At first glance steam-energy from incinerated waste in Europe may seem worlds away from coal-energy in the Canadian prairies, however these could soon be linked by a remarkable technology that drives down carbon emissions: Carbon Capture and Storage (CCS).
CCS has application across industrial sectors and applicability around the globe as an accessible, proven technology to significantly reduce greenhouse gas emissions (GHGs) and meet international climate change goals.
Three and a half years ago, the world’s first commercial post-combustion CCS facility on a power plant began operation in Saskatchewan Canada. SaskPower’s Boundary Dam 3 (BD3) lignite coal fired power plant was retrofitted with a CCS facility capable of capturing and storing up to 90% of the previously emitted CO2, making it the cleanest thermal power plant in the world.

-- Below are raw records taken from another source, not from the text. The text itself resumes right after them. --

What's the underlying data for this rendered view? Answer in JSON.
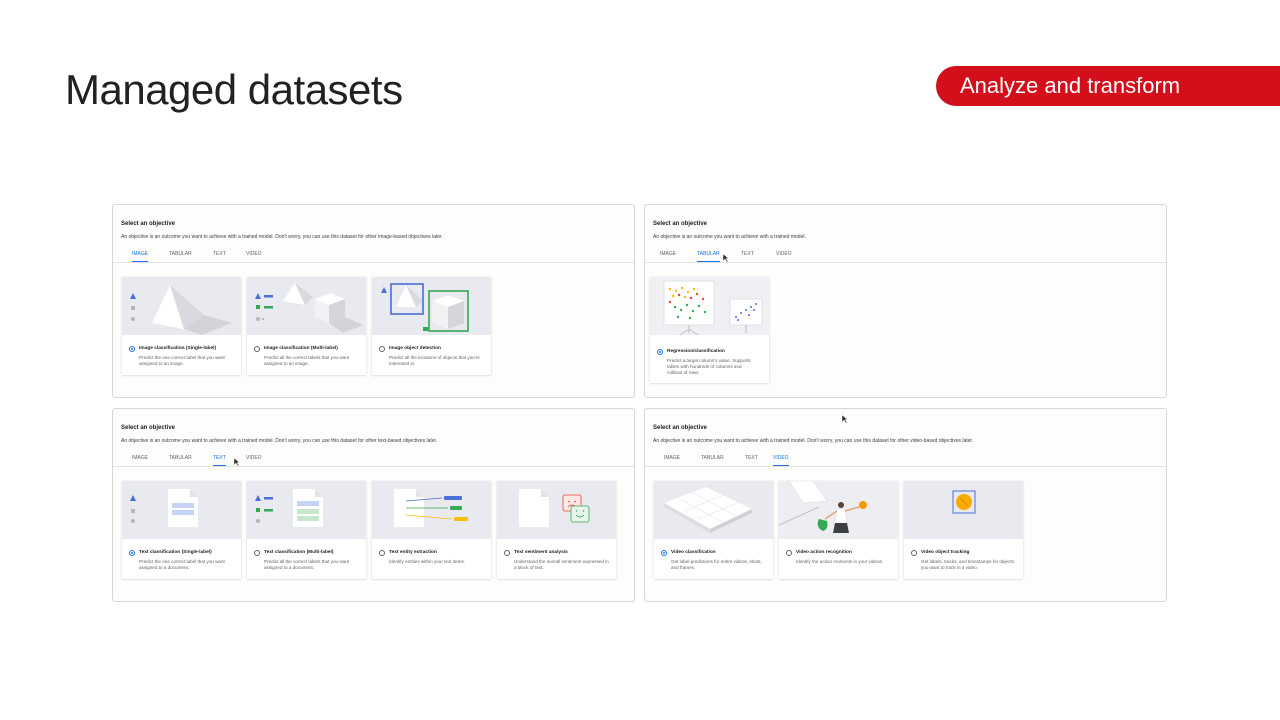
{
  "slide": {
    "title": "Managed datasets",
    "section_label": "Analyze and transform"
  },
  "tabs": [
    "IMAGE",
    "TABULAR",
    "TEXT",
    "VIDEO"
  ],
  "panels": {
    "image": {
      "title": "Select an objective",
      "description": "An objective is an outcome you want to achieve with a trained model. Don't worry, you can use this dataset for other image-based objectives later.",
      "active_tab": "IMAGE",
      "cards": [
        {
          "title": "Image classification (Single-label)",
          "desc": "Predict the one correct label that you want assigned to an image.",
          "checked": true
        },
        {
          "title": "Image classification (Multi-label)",
          "desc": "Predict all the correct labels that you want assigned to an image.",
          "checked": false
        },
        {
          "title": "Image object detection",
          "desc": "Predict all the locations of objects that you're interested in.",
          "checked": false
        }
      ]
    },
    "tabular": {
      "title": "Select an objective",
      "description": "An objective is an outcome you want to achieve with a trained model.",
      "active_tab": "TABULAR",
      "cards": [
        {
          "title": "Regression/classification",
          "desc": "Predict a target column's value. Supports tables with hundreds of columns and millions of rows.",
          "checked": true
        }
      ]
    },
    "text": {
      "title": "Select an objective",
      "description": "An objective is an outcome you want to achieve with a trained model. Don't worry, you can use this dataset for other text-based objectives later.",
      "active_tab": "TEXT",
      "cards": [
        {
          "title": "Text classification (Single-label)",
          "desc": "Predict the one correct label that you want assigned to a document.",
          "checked": true
        },
        {
          "title": "Text classification (Multi-label)",
          "desc": "Predict all the correct labels that you want assigned to a document.",
          "checked": false
        },
        {
          "title": "Text entity extraction",
          "desc": "Identify entities within your text items.",
          "checked": false
        },
        {
          "title": "Text sentiment analysis",
          "desc": "Understand the overall sentiment expressed in a block of text.",
          "checked": false
        }
      ]
    },
    "video": {
      "title": "Select an objective",
      "description": "An objective is an outcome you want to achieve with a trained model. Don't worry, you can use this dataset for other video-based objectives later.",
      "active_tab": "VIDEO",
      "cards": [
        {
          "title": "Video classification",
          "desc": "Get label predictions for entire videos, shots, and frames.",
          "checked": true
        },
        {
          "title": "Video action recognition",
          "desc": "Identify the action moments in your videos.",
          "checked": false
        },
        {
          "title": "Video object tracking",
          "desc": "Get labels, tracks, and timestamps for objects you want to track in a video.",
          "checked": false
        }
      ]
    }
  },
  "colors": {
    "accent_red": "#d30f1c",
    "tab_active_blue": "#1a73e8",
    "illustration_bg": "#e9e9f0"
  }
}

Across the Atlantic, in Oslo, Norway, the Klemetsrud Waste to Energy Plant generates electricity and district heating steam from the incineration of household and industrial waste as part of the cities integrated solution for energy recovery and waste recycling and processing. Although this is a dramatic positive contrast to the landfills that are used extensively in Canada, it still is producing about 300,000 tonnes of CO2 a year. The City of Oslo has set an emission reduction goal of 50% by 2020 and 95% by 2035.
With these emission targets in mind, the Carbon Capture Oslo project is preparing to take the next step in deploying a full-scale capture plant, by pursing support to complete a Front-End Engineering Design (FEED) study. In preparation for their project, the technical team is working with the International CCS Knowledge Centre to garner critical learnings from our operational expertise.
Canada Supporting Norway
Recently, we spent three intense days in a workshop with technical representatives from the Klemetsrud waste to energy plant on CCS experiences at BD3. This was important to Klemetsrud as the visitors could review an implementation of the specific technology that they have selected on a real plant that has over three years of operational history. The value of walking through an operating plant and seeing it first hand is hard to measure.
“Learning from the experience of others is the most powerful, yet cost-effective risk mitigation measure for any project.” - Espen Berg, Project Manager
Key to our involvement at the International CCS Knowledge Centre, was hearing the Klemetsrud project team describe their potential project in Oslo.
I found it fascinating to hear about the risk items that they perceived, and their mitigation plans.
It was like an instant flashback to the pre-approval phase of BD3, where our project team worried about some of the same challenges, some of which materialized and some of which didn’t.
Sharing the Technical Expertise
- an in-depth tour of both the carbon capture facility, and the power plant;
- transfer of learnings from the project and the operating team from all project phases:
- feasibility and FEED,
- project execution, construction, commissioning, and transition to operations, and
- on-going operating of the facility as a commercial enterprise;
- items impacting BD3 CCS dispatch and plant output including:
- market demand,
- value for emission reduction, and
- outages, de-rates and capacity limitations;
- a review of ongoing operations cost impacts including:
- quantity of makeup chemicals,
- plant parasitic loads,
- operations staffing requirements, and
- plant technical support equipment and staffing;
- an examination plant emissions data, and testing methodologies used;
- a review of plant health and safety plans and impacts; and,
- a critical equipment inspection and operational experience review.
Importance of BD3 Evolution to Success
For the team from Olso, the ability to pull live and historical data from the plant's control system historian, substantiated BD3’s evolution to success.
The beauty of it is that we have instant access to 3.5 years of real operational data that we use to troubleshoot and optimize the plant. We are, therefore able to leverage this same information to inform ourselves and others on the realities of commercial carbon capture as we strive to increase the efficiency and reduce the cost of capture for future projects.
This hands-on review of the operational data - on how the plant operates on an ongoing basis, as well as investigating start-up, shutdown and upset conditions confirmed for the Klemetsrud project team - that despite the sometimes negative public commentary - the plant is running and the plant operation, including reliability, is improving. In fact, as of April 2018, the plant has seen a 4.5 month production run being available 98.8 per cent of the time.
In addition to the technical review, the site tour and lessons learned for Boundary Dam 3, the International CCS Knowledge Centre facilitated discussions on trends and learning from other projects that might be applied to the Klemetsrud project.
The workshop with colleagues from Norway was a great success. Taking the time to do an extensive review of the actual plant operating data was important to Klemetsrud as it allowed their technical team to assess the plant operation and form their own conclusions. As well, I gained a huge understanding on waste-to-steam-to-energy and I am a firm believer in the relevance of sharing knowledge and the value that CCS adds to any industry.